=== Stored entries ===
- - - - -

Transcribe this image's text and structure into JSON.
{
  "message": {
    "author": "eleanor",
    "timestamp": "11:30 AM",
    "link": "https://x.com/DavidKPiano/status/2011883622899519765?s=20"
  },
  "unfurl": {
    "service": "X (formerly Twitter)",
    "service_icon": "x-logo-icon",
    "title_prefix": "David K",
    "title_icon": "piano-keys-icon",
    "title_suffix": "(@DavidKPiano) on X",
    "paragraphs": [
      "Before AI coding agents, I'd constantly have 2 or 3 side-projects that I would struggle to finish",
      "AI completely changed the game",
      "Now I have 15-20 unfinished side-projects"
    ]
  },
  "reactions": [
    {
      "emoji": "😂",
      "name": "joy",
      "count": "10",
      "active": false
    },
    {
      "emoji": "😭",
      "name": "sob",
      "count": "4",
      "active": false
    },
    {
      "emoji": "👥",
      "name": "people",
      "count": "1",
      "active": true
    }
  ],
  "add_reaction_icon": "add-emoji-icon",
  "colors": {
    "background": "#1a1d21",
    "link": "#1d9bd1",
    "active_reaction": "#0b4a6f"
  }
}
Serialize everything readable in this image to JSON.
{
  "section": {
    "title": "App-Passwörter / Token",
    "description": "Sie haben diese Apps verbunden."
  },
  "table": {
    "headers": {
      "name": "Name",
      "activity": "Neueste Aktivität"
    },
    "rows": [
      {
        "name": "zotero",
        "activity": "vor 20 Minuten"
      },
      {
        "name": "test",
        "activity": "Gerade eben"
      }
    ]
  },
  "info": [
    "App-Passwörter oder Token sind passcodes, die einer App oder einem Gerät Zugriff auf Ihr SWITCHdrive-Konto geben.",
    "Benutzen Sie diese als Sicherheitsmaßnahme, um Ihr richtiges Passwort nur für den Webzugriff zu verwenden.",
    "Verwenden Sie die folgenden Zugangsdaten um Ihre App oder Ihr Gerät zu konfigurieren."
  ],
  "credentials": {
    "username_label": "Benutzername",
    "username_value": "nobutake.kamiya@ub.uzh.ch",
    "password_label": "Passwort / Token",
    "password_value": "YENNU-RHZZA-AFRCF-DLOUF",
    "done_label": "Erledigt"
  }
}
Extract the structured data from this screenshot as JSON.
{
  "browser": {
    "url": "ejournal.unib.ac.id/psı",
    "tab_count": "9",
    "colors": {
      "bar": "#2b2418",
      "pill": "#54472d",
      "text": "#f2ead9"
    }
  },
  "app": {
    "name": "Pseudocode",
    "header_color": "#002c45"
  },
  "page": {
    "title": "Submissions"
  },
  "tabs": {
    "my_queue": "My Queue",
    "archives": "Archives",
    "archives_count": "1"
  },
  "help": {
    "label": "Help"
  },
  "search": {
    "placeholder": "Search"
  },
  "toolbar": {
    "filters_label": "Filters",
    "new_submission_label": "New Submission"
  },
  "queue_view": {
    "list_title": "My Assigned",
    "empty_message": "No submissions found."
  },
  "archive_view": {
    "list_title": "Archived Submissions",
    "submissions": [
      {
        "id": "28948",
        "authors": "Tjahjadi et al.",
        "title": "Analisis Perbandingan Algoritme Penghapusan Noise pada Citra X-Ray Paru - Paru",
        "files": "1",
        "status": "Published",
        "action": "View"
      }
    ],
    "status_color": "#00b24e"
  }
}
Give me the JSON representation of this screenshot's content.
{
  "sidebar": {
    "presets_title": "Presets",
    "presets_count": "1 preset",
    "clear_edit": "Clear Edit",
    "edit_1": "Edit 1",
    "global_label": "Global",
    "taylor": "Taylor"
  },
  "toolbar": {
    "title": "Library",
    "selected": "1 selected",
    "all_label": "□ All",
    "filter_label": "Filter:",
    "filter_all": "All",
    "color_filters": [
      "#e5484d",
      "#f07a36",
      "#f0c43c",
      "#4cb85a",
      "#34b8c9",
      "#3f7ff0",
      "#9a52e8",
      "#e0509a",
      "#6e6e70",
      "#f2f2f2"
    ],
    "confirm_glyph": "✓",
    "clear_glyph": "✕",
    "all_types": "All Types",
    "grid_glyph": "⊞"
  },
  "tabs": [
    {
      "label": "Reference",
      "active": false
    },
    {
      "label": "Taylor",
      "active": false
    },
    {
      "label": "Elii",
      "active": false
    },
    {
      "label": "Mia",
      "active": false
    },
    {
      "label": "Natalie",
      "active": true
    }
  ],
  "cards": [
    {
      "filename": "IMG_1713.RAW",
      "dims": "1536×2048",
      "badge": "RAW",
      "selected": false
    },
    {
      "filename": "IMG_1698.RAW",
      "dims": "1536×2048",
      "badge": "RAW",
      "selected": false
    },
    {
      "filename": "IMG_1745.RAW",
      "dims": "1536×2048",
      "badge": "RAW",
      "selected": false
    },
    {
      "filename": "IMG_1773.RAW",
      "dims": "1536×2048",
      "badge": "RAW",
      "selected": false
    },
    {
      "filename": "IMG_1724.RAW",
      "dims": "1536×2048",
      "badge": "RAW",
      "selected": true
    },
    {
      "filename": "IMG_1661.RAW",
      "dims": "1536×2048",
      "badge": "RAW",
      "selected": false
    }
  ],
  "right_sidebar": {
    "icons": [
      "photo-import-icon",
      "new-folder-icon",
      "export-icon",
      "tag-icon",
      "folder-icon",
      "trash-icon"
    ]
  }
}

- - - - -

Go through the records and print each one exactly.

Transcribe this image's text and structure into JSON.
{
  "message": {
    "author": "eleanor",
    "timestamp": "11:30 AM",
    "link": "https://x.com/DavidKPiano/status/2011883622899519765?s=20"
  },
  "unfurl": {
    "service": "X (formerly Twitter)",
    "service_icon": "x-logo-icon",
    "title_prefix": "David K",
    "title_icon": "piano-keys-icon",
    "title_suffix": "(@DavidKPiano) on X",
    "paragraphs": [
      "Before AI coding agents, I'd constantly have 2 or 3 side-projects that I would struggle to finish",
      "AI completely changed the game",
      "Now I have 15-20 unfinished side-projects"
    ]
  },
  "reactions": [
    {
      "emoji": "😂",
      "name": "joy",
      "count": "10",
      "active": false
    },
    {
      "emoji": "😭",
      "name": "sob",
      "count": "4",
      "active": false
    },
    {
      "emoji": "👥",
      "name": "people",
      "count": "1",
      "active": true
    }
  ],
  "add_reaction_icon": "add-emoji-icon",
  "colors": {
    "background": "#1a1d21",
    "link": "#1d9bd1",
    "active_reaction": "#0b4a6f"
  }
}
Serialize everything readable in this image to JSON.
{
  "section": {
    "title": "App-Passwörter / Token",
    "description": "Sie haben diese Apps verbunden."
  },
  "table": {
    "headers": {
      "name": "Name",
      "activity": "Neueste Aktivität"
    },
    "rows": [
      {
        "name": "zotero",
        "activity": "vor 20 Minuten"
      },
      {
        "name": "test",
        "activity": "Gerade eben"
      }
    ]
  },
  "info": [
    "App-Passwörter oder Token sind passcodes, die einer App oder einem Gerät Zugriff auf Ihr SWITCHdrive-Konto geben.",
    "Benutzen Sie diese als Sicherheitsmaßnahme, um Ihr richtiges Passwort nur für den Webzugriff zu verwenden.",
    "Verwenden Sie die folgenden Zugangsdaten um Ihre App oder Ihr Gerät zu konfigurieren."
  ],
  "credentials": {
    "username_label": "Benutzername",
    "username_value": "nobutake.kamiya@ub.uzh.ch",
    "password_label": "Passwort / Token",
    "password_value": "YENNU-RHZZA-AFRCF-DLOUF",
    "done_label": "Erledigt"
  }
}
Extract the structured data from this screenshot as JSON.
{
  "browser": {
    "url": "ejournal.unib.ac.id/psı",
    "tab_count": "9",
    "colors": {
      "bar": "#2b2418",
      "pill": "#54472d",
      "text": "#f2ead9"
    }
  },
  "app": {
    "name": "Pseudocode",
    "header_color": "#002c45"
  },
  "page": {
    "title": "Submissions"
  },
  "tabs": {
    "my_queue": "My Queue",
    "archives": "Archives",
    "archives_count": "1"
  },
  "help": {
    "label": "Help"
  },
  "search": {
    "placeholder": "Search"
  },
  "toolbar": {
    "filters_label": "Filters",
    "new_submission_label": "New Submission"
  },
  "queue_view": {
    "list_title": "My Assigned",
    "empty_message": "No submissions found."
  },
  "archive_view": {
    "list_title": "Archived Submissions",
    "submissions": [
      {
        "id": "28948",
        "authors": "Tjahjadi et al.",
        "title": "Analisis Perbandingan Algoritme Penghapusan Noise pada Citra X-Ray Paru - Paru",
        "files": "1",
        "status": "Published",
        "action": "View"
      }
    ],
    "status_color": "#00b24e"
  }
}
Give me the JSON representation of this screenshot's content.
{
  "sidebar": {
    "presets_title": "Presets",
    "presets_count": "1 preset",
    "clear_edit": "Clear Edit",
    "edit_1": "Edit 1",
    "global_label": "Global",
    "taylor": "Taylor"
  },
  "toolbar": {
    "title": "Library",
    "selected": "1 selected",
    "all_label": "□ All",
    "filter_label": "Filter:",
    "filter_all": "All",
    "color_filters": [
      "#e5484d",
      "#f07a36",
      "#f0c43c",
      "#4cb85a",
      "#34b8c9",
      "#3f7ff0",
      "#9a52e8",
      "#e0509a",
      "#6e6e70",
      "#f2f2f2"
    ],
    "confirm_glyph": "✓",
    "clear_glyph": "✕",
    "all_types": "All Types",
    "grid_glyph": "⊞"
  },
  "tabs": [
    {
      "label": "Reference",
      "active": false
    },
    {
      "label": "Taylor",
      "active": false
    },
    {
      "label": "Elii",
      "active": false
    },
    {
      "label": "Mia",
      "active": false
    },
    {
      "label": "Natalie",
      "active": true
    }
  ],
  "cards": [
    {
      "filename": "IMG_1713.RAW",
      "dims": "1536×2048",
      "badge": "RAW",
      "selected": false
    },
    {
      "filename": "IMG_1698.RAW",
      "dims": "1536×2048",
      "badge": "RAW",
      "selected": false
    },
    {
      "filename": "IMG_1745.RAW",
      "dims": "1536×2048",
      "badge": "RAW",
      "selected": false
    },
    {
      "filename": "IMG_1773.RAW",
      "dims": "1536×2048",
      "badge": "RAW",
      "selected": false
    },
    {
      "filename": "IMG_1724.RAW",
      "dims": "1536×2048",
      "badge": "RAW",
      "selected": true
    },
    {
      "filename": "IMG_1661.RAW",
      "dims": "1536×2048",
      "badge": "RAW",
      "selected": false
    }
  ],
  "right_sidebar": {
    "icons": [
      "photo-import-icon",
      "new-folder-icon",
      "export-icon",
      "tag-icon",
      "folder-icon",
      "trash-icon"
    ]
  }
}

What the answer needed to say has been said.